“Not everything costs money,” Castagnino points out. “Awareness doesn’t cost money. Training doesn’t cost that much money versus infrastructure.”
Yes. infrastructure. The big problem is that most schools in Clark County were built decades ago, when student shootings weren’t an everyday topic on the news. That’s why Castagnino and his team will look at open courtyards, for example, and determine if there are barriers or places to hide if an attacker suddenly opens fire.
Eventually, the Academy wants to develop a system of safety rankings for schools. “There’s going to be hundreds of factors,” says Castagnino. “How far is a police station from the school? How far is a fire station from the school? How far away is a hospital?”
It’s all about retaining and expanding levels of deterrents. Not just doing everything possible to prevent school violence, but to minimize casualties if an attack does take place.
“We’re not here to replace law enforcement by any means,” Castagnino is quick to point out. “We want to work with law enforcement and use our research to build a program that makes schools a lot safer than they are right now.”
Las Vegas is one of just 127 cities that has a dedicated police force for schools. Capt. Young says the initial concept of the Clark County School District Police Department had been around since the late 60s, with activities and training in place, before full police powers were granted in 1989. Officers take part in active shooter drills at least once a year and are frequently assigned to patrol school grounds. There’s no private security on a school campus. It’s either a police officer or campus security monitors who operate under the school district umbrella.
“They handle traditional hall monitor duties,” says Capt. Young. “They act as eyes and ears. They assist in various duties that are not law enforcement-related.”
And they aren’t armed. Neither are teachers. It’s one of the few hot-button political topics the academy takes a stand on.
“It’s not a good idea to give teachers weapons,” says Castagnino. “We’d rather have them in the hands of law enforcement professionals who know how to make quick decisions.”
The neverending debate on the issue seems to intensify whenever yet another school shooting makes national headlines. However, the May 18 attack on a high school in Santa Fe, Texas, reflects a new level of danger that should have parents terrified. Police say the 17-year-old suspect behind the deadly shooting also left undetonated explosive devices on school grounds and in a nearby building.
“Explosives need to be talked about,” says Castagnino, who notes their use is alarmingly common on a global scale. “We think it’s going to happen sooner rather than later and schools need to be prepared for an attack like that.”
While a gun requires an attacker to be physically present in order to pull the trigger, a bomb can be detonated remotely. “Not only do you have the human element where a lot of students can be killed, but there’s also the physical damage to the structure,” adds Castagnino. “A school might be shut down for six months because there’s an explosion that went off inside the building.”
That’s not all. The Academy says drones have the potential to pose a threat and as the lines between “school shooter” and “terrorist” continue to blur, electrical grids and cybersecurity are also at risk.
These are heavy topics — and something young students shouldn’t have to spend time worrying about.
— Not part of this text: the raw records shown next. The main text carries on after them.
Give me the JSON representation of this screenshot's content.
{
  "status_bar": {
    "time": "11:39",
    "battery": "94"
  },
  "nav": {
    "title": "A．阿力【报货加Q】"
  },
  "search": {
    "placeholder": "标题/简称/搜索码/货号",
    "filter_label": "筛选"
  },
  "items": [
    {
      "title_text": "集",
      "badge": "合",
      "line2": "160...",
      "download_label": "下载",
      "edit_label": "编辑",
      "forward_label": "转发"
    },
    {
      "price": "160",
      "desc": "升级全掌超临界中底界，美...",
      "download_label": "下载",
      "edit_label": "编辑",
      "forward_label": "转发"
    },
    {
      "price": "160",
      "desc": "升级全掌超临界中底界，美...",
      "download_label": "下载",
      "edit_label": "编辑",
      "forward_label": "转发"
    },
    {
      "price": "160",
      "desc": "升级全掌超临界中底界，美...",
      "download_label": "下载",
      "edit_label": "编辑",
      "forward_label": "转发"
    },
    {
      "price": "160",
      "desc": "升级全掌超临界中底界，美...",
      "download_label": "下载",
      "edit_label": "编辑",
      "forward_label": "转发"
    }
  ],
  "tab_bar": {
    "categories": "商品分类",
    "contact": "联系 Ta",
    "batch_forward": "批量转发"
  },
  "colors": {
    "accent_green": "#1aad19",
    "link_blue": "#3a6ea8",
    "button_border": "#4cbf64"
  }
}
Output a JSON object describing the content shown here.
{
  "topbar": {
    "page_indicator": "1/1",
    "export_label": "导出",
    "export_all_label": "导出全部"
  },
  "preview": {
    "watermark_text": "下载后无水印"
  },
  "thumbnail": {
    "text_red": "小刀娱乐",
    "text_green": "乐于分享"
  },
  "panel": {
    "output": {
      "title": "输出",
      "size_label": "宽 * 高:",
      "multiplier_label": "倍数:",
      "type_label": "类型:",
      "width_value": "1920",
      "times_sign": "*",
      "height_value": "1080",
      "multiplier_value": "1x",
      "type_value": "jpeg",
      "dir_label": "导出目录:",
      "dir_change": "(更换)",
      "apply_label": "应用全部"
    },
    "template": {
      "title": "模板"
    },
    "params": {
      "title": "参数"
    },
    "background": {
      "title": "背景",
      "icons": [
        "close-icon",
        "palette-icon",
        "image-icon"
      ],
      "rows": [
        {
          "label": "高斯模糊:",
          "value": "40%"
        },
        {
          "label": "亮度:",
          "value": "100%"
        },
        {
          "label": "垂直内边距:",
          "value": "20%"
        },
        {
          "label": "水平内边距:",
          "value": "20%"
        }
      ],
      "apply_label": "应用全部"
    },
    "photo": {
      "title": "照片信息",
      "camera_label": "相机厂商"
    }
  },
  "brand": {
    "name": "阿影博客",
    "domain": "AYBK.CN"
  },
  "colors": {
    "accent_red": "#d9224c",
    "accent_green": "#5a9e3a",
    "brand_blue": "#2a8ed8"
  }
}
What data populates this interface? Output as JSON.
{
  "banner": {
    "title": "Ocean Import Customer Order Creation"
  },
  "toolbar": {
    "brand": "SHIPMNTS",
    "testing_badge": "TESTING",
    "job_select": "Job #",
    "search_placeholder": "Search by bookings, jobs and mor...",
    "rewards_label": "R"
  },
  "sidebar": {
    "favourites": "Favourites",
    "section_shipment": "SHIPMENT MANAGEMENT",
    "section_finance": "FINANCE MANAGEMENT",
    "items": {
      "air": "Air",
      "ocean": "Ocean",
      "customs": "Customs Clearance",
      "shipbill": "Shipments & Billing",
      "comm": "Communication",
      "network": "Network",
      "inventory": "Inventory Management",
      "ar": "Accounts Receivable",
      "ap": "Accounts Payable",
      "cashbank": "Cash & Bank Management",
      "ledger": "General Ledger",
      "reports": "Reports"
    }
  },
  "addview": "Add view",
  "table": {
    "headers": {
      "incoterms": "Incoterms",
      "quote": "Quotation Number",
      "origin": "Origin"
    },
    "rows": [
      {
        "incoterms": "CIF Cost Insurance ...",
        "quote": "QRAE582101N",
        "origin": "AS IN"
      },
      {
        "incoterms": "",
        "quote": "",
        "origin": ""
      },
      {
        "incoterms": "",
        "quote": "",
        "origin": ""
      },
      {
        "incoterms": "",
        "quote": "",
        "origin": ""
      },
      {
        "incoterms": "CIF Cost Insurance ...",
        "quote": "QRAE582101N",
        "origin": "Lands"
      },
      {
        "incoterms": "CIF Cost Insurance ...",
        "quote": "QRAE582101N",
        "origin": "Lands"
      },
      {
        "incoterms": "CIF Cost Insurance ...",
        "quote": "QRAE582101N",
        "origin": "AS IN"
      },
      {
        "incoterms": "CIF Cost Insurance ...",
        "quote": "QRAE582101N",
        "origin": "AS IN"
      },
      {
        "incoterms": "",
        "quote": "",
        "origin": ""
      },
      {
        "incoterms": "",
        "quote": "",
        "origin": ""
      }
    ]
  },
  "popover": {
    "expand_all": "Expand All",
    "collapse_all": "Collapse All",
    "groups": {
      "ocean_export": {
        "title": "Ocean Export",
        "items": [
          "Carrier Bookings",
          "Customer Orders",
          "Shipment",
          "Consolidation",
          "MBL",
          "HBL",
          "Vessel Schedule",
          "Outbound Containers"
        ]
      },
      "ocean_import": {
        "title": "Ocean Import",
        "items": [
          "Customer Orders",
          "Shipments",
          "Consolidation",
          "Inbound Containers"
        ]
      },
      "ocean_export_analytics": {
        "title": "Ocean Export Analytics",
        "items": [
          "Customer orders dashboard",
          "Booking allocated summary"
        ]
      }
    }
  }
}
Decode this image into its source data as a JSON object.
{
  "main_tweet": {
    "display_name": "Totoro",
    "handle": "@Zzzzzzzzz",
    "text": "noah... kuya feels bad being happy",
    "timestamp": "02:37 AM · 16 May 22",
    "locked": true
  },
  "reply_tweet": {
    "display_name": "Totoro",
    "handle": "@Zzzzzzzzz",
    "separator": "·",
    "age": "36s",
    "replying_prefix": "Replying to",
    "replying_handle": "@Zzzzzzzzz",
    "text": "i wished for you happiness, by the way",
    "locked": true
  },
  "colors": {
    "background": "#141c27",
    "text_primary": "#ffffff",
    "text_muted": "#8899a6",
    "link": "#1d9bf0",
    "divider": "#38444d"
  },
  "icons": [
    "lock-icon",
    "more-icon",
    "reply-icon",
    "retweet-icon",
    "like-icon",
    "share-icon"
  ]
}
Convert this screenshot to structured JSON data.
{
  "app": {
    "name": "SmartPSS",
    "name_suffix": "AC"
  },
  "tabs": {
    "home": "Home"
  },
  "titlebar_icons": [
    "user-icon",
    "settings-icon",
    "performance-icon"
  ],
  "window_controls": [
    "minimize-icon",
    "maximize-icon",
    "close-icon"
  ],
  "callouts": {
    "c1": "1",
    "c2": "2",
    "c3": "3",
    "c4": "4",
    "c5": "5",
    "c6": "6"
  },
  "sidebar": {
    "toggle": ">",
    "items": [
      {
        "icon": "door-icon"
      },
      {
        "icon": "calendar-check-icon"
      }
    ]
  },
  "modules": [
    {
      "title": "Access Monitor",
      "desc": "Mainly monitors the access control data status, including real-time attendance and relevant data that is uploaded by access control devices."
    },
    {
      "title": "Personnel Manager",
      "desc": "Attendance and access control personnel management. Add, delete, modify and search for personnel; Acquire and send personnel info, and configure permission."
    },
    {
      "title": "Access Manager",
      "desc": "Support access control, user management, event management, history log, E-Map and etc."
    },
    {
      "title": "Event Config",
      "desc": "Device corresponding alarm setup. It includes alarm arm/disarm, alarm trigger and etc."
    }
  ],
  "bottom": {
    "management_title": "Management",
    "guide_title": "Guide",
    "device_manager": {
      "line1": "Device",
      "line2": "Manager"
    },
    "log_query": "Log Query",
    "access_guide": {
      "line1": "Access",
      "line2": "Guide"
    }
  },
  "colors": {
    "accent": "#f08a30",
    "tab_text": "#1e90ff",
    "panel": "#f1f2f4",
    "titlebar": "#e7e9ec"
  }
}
The same 14-year-old student who thought the Snapchat video suspect was just being stupid, says she feels safe at school, but believes more can be done — and has at least one suggestion.
“Lock the doors,” she says. “Nothing’s ever locked except for the classrooms.”
It may seem like a small thing, but Jon Castagnino says doors make a difference.
“If they’re locked properly, it’s the number-one deterrent,” he says. “If they’re left open, it’s the number-one opportunity for somebody to execute an attack.”
Unfortunately, the small things are just the beginning. It’s time to look at a bigger picture.